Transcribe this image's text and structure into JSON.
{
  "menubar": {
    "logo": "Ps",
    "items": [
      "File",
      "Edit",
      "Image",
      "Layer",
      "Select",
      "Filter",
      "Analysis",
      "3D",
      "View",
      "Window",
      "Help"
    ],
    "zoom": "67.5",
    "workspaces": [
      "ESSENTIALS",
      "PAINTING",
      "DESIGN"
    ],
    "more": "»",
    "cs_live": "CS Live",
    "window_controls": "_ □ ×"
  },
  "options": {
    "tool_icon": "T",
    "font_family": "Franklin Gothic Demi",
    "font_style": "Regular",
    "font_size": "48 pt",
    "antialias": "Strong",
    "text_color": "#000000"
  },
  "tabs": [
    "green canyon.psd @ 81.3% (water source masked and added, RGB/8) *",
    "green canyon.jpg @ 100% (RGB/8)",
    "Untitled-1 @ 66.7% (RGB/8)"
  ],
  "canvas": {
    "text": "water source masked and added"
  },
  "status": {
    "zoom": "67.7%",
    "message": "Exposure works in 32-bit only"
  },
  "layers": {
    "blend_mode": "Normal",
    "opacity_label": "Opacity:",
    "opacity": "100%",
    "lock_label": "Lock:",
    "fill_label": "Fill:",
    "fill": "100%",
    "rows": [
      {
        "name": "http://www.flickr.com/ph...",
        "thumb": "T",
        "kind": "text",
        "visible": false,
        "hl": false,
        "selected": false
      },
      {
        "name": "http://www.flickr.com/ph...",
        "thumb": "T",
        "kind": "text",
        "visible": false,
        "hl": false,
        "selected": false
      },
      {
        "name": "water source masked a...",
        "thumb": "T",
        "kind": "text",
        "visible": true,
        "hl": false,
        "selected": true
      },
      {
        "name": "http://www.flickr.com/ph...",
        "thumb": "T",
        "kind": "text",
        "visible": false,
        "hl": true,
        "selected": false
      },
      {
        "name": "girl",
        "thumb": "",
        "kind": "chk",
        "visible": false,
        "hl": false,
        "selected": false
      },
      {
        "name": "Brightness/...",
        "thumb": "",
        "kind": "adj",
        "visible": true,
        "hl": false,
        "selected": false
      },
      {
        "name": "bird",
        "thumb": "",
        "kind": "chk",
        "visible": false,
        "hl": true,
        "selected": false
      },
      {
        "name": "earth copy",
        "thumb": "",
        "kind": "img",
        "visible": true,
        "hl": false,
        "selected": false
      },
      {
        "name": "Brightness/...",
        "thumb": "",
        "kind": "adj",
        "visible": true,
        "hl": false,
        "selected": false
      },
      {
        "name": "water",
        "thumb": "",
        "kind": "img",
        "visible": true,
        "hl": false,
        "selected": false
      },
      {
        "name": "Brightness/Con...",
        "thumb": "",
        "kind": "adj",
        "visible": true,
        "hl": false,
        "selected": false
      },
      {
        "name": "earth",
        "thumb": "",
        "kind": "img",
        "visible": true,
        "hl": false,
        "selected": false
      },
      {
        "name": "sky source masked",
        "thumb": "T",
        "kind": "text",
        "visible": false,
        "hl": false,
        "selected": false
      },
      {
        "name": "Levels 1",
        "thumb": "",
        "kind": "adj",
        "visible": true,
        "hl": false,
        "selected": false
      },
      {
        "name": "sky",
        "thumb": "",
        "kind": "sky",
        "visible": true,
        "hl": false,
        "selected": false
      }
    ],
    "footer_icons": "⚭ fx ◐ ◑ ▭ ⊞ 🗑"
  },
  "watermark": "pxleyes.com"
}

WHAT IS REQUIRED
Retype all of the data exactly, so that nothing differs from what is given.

OUTPUT OF THE EXERCISE
Transcribe this image's text and structure into JSON.
{
  "menubar": {
    "logo": "Ps",
    "items": [
      "File",
      "Edit",
      "Image",
      "Layer",
      "Select",
      "Filter",
      "Analysis",
      "3D",
      "View",
      "Window",
      "Help"
    ],
    "zoom": "67.5",
    "workspaces": [
      "ESSENTIALS",
      "PAINTING",
      "DESIGN"
    ],
    "more": "»",
    "cs_live": "CS Live",
    "window_controls": "_ □ ×"
  },
  "options": {
    "tool_icon": "T",
    "font_family": "Franklin Gothic Demi",
    "font_style": "Regular",
    "font_size": "48 pt",
    "antialias": "Strong",
    "text_color": "#000000"
  },
  "tabs": [
    "green canyon.psd @ 81.3% (water source masked and added, RGB/8) *",
    "green canyon.jpg @ 100% (RGB/8)",
    "Untitled-1 @ 66.7% (RGB/8)"
  ],
  "canvas": {
    "text": "water source masked and added"
  },
  "status": {
    "zoom": "67.7%",
    "message": "Exposure works in 32-bit only"
  },
  "layers": {
    "blend_mode": "Normal",
    "opacity_label": "Opacity:",
    "opacity": "100%",
    "lock_label": "Lock:",
    "fill_label": "Fill:",
    "fill": "100%",
    "rows": [
      {
        "name": "http://www.flickr.com/ph...",
        "thumb": "T",
        "kind": "text",
        "visible": false,
        "hl": false,
        "selected": false
      },
      {
        "name": "http://www.flickr.com/ph...",
        "thumb": "T",
        "kind": "text",
        "visible": false,
        "hl": false,
        "selected": false
      },
      {
        "name": "water source masked a...",
        "thumb": "T",
        "kind": "text",
        "visible": true,
        "hl": false,
        "selected": true
      },
      {
        "name": "http://www.flickr.com/ph...",
        "thumb": "T",
        "kind": "text",
        "visible": false,
        "hl": true,
        "selected": false
      },
      {
        "name": "girl",
        "thumb": "",
        "kind": "chk",
        "visible": false,
        "hl": false,
        "selected": false
      },
      {
        "name": "Brightness/...",
        "thumb": "",
        "kind": "adj",
        "visible": true,
        "hl": false,
        "selected": false
      },
      {
        "name": "bird",
        "thumb": "",
        "kind": "chk",
        "visible": false,
        "hl": true,
        "selected": false
      },
      {
        "name": "earth copy",
        "thumb": "",
        "kind": "img",
        "visible": true,
        "hl": false,
        "selected": false
      },
      {
        "name": "Brightness/...",
        "thumb": "",
        "kind": "adj",
        "visible": true,
        "hl": false,
        "selected": false
      },
      {
        "name": "water",
        "thumb": "",
        "kind": "img",
        "visible": true,
        "hl": false,
        "selected": false
      },
      {
        "name": "Brightness/Con...",
        "thumb": "",
        "kind": "adj",
        "visible": true,
        "hl": false,
        "selected": false
      },
      {
        "name": "earth",
        "thumb": "",
        "kind": "img",
        "visible": true,
        "hl": false,
        "selected": false
      },
      {
        "name": "sky source masked",
        "thumb": "T",
        "kind": "text",
        "visible": false,
        "hl": false,
        "selected": false
      },
      {
        "name": "Levels 1",
        "thumb": "",
        "kind": "adj",
        "visible": true,
        "hl": false,
        "selected": false
      },
      {
        "name": "sky",
        "thumb": "",
        "kind": "sky",
        "visible": true,
        "hl": false,
        "selected": false
      }
    ],
    "footer_icons": "⚭ fx ◐ ◑ ▭ ⊞ 🗑"
  },
  "watermark": "pxleyes.com"
}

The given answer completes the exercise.